Ballerina Victoria (Francesca Hayward) leads a troupe of feline singers, dancers and acerbic entertainers through a ceaseless song selection, paraded over a series of matchless designs and acrobatics. Whatever plot the Jellicle Cats face is hard to decipher (the story more or less revolves around a tribe of cats who must decide which one will ascend to the Heaviside Layer and come back to a new life), but that’s a small matter in a kaleidoscopic spectacle, detailed in one long dance through the Edward Hopper tinted town streets and skyscrapers.
Cats might be the bravest, boldest and battiest picture that’s come this barmy year, and the kinkiest too! Everywhere, latex linen suits wade in the viewer’s eyesight, crotch capers carrying the eye-line of the camera’s attention. Sleek, the myriad dancers parade with gutty gymnastic poses, throwing each of their bodies into the multi-colored routines. The songs come interchangeably, frivolously feasting on their nonsensical verse and costumes. Exquisitely produced, the song’s take a sombre, affecting turn during Grizabella’s (Jennifer Hudson’s) Memories, an ageing elegy sung as the spinning camera eyes the falling debris that surround the commune of cats. This is visual art, shades of Metropolis (Fritz Lang, 1927) and Blade Runner (Ridley Scott, 1982) hanging on the architectural designs.
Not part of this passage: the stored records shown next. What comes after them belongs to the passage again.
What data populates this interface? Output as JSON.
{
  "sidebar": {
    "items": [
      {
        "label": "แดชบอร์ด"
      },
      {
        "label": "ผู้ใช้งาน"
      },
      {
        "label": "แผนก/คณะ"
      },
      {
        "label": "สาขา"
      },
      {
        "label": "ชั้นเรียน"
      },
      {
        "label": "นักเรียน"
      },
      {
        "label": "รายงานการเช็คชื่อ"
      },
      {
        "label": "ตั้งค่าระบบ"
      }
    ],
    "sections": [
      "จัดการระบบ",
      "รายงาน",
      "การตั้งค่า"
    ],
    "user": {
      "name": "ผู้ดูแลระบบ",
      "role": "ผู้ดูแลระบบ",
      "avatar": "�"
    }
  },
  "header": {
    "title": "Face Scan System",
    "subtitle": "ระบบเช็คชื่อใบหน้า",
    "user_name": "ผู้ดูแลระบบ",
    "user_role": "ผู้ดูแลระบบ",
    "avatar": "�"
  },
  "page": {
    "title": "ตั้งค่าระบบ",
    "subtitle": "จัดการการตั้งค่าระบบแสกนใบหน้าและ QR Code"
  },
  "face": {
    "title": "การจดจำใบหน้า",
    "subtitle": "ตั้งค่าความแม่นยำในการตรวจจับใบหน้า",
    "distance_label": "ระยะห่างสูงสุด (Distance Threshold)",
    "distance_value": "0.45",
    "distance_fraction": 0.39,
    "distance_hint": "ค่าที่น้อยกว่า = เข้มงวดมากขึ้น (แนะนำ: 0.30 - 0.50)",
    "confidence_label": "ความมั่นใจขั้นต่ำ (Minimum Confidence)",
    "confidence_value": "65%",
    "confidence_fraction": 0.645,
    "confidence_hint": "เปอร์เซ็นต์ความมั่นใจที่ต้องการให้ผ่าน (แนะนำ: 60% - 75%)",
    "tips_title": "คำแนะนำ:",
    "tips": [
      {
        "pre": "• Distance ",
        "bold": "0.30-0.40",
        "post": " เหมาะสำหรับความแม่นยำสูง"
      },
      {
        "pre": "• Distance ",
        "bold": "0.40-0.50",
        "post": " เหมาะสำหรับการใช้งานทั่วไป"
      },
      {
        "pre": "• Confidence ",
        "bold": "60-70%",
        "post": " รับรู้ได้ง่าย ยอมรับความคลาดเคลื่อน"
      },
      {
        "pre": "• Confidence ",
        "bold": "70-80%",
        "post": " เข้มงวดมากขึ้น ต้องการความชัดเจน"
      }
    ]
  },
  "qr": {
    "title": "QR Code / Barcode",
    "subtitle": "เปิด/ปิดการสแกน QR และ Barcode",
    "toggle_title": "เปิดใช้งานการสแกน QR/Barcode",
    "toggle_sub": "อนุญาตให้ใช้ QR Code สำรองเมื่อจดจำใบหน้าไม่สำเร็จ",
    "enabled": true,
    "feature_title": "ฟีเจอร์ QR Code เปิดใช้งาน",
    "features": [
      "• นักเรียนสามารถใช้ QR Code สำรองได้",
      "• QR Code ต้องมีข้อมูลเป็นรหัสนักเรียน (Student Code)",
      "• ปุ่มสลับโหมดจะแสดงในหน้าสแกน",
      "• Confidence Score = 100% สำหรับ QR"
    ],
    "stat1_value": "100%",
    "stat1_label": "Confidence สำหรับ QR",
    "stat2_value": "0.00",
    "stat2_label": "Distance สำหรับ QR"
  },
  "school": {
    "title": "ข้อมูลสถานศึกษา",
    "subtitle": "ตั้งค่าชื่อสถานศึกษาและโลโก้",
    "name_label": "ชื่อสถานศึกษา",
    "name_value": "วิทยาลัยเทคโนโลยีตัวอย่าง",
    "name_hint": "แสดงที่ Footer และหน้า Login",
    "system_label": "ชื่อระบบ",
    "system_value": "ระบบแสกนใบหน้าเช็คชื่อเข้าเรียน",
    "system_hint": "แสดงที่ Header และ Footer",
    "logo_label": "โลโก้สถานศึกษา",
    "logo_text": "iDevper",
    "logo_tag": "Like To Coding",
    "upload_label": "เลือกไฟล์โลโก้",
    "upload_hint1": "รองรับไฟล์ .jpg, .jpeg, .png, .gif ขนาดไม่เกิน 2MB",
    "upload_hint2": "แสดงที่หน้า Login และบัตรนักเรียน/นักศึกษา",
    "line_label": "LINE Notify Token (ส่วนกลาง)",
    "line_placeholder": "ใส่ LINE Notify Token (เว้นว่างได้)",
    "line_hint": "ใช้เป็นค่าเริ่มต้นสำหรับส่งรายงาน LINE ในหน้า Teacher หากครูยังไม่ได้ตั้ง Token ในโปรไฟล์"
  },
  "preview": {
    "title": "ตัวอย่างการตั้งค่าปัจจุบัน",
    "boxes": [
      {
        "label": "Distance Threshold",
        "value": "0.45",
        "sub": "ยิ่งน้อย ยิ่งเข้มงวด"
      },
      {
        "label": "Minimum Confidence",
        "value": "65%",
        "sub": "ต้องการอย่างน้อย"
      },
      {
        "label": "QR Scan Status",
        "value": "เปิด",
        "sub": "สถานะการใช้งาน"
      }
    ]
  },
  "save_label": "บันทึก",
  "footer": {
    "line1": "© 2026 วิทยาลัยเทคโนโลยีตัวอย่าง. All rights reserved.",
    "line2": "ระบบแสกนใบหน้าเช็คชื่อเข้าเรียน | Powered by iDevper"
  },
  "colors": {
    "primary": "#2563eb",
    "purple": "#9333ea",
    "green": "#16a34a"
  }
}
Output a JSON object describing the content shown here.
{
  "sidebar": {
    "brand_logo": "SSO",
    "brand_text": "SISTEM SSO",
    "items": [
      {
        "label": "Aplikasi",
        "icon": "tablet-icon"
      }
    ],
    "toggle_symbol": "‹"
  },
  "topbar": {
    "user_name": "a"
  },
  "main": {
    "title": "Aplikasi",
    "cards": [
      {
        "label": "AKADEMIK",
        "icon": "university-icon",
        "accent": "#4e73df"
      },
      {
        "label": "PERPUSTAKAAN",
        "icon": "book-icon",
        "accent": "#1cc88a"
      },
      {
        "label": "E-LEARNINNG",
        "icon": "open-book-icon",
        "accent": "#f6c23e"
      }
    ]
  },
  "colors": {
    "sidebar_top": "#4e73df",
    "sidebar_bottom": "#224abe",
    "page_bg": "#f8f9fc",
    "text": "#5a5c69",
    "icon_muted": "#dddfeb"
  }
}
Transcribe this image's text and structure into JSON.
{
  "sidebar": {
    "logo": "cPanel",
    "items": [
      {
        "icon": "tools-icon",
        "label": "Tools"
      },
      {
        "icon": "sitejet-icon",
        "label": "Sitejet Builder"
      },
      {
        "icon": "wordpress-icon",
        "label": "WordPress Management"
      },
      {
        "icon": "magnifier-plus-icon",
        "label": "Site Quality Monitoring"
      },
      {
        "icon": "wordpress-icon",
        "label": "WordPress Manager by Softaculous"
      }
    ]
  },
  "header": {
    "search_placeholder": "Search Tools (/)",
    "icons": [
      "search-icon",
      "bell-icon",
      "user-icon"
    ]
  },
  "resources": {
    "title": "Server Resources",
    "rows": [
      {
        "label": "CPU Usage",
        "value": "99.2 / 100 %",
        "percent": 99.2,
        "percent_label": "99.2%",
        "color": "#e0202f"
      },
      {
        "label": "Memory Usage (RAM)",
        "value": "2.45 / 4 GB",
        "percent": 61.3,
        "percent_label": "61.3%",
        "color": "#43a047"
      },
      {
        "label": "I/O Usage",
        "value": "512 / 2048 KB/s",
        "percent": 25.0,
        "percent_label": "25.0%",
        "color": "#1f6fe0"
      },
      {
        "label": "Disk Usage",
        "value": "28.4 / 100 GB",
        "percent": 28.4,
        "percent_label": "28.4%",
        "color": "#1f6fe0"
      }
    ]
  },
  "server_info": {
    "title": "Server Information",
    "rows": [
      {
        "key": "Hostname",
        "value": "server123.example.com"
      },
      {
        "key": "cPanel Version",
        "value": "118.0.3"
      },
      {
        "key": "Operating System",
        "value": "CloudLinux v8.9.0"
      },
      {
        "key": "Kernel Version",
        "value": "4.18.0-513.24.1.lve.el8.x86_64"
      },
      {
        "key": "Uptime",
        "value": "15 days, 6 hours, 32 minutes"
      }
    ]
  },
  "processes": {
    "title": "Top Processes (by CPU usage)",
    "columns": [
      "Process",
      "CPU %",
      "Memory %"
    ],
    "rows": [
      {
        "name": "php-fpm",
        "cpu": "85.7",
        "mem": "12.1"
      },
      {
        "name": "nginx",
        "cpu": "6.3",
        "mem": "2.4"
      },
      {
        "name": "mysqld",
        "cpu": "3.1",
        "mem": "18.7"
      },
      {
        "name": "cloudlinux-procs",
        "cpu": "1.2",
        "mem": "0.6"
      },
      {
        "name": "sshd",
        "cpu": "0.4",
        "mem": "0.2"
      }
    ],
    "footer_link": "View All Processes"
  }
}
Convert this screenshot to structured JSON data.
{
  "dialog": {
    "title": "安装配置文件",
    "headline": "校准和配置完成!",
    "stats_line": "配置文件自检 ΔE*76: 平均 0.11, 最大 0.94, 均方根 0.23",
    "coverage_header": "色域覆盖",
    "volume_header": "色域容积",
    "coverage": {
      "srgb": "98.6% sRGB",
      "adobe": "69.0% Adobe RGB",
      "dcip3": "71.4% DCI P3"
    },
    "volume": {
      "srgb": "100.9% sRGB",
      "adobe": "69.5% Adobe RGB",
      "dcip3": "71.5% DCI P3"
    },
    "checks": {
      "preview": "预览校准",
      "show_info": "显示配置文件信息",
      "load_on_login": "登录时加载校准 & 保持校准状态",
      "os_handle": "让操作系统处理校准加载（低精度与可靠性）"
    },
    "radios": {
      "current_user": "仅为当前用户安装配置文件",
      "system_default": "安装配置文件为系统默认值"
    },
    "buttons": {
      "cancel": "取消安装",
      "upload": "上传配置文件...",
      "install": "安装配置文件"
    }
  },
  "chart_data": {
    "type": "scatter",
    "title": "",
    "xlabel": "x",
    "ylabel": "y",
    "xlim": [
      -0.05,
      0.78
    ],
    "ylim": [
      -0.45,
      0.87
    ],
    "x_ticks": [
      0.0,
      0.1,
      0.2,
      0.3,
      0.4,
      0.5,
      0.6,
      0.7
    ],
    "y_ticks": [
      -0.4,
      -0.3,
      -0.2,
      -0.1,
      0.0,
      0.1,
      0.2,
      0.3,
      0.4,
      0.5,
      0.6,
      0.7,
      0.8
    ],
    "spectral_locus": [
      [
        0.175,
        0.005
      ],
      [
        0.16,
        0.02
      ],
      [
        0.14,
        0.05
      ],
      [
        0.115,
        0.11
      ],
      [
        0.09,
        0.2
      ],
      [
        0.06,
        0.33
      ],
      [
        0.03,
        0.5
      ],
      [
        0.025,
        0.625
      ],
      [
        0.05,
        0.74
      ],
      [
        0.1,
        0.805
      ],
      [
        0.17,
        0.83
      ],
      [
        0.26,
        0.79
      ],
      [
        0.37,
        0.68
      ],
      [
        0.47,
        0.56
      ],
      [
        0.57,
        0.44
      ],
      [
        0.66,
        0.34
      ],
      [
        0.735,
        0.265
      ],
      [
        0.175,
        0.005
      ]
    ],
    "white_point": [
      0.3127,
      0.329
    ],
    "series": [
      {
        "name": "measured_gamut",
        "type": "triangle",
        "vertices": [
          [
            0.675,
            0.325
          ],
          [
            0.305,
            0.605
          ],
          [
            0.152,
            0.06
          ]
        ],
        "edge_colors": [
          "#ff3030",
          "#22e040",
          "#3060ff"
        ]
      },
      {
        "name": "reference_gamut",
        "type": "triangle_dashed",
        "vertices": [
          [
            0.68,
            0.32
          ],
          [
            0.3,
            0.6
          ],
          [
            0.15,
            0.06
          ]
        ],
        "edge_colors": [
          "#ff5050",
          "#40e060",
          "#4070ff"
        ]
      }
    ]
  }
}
It’s an impressive cast listing, venerable custodians of the stage (Ian McKellen and Judi Dench) parading with the prescient pop artists of the millennial world (Taylor Swift, Jason Derulo and James Corden among the cast list). Parading in delightful nonsense, the catchy collection of cats emerge in the linen gutter filled paths, as others dine with cutlery items larger than the diners themselves. It’s utterly, joyfully offbeat, an illustrated adaptation of the wackiness T.S. Elliot intended for his creations. Behind the furry felines sits Idris Elba’s Macavity, purring in his criminal ambition. Elba’s resume has rarely shown such propensity for pantomime, eager in clawed posts to wander the variegated set pieces with playful rigor.
Through a Camp collection of colourful cuts comes the most exciting and invigorating of dance set pieces. In its own way, it’s the purest translation of musical theatre, expressing the animal atmosphere both the West End and Broadway productions produce. The costumes take centre stage, an overture of textures, colours, carousels and captures, a vehicle of fur for its centre cast. Clandestine changes of colour and choreography take precedence over semblance of plot. Instead, its the glorious engagement of vaudevillian value in all of its seductive permutation. Slick, shiny, sexy, colourful, creative and camp!
Cats is out in cinemas on Friday, December 20th.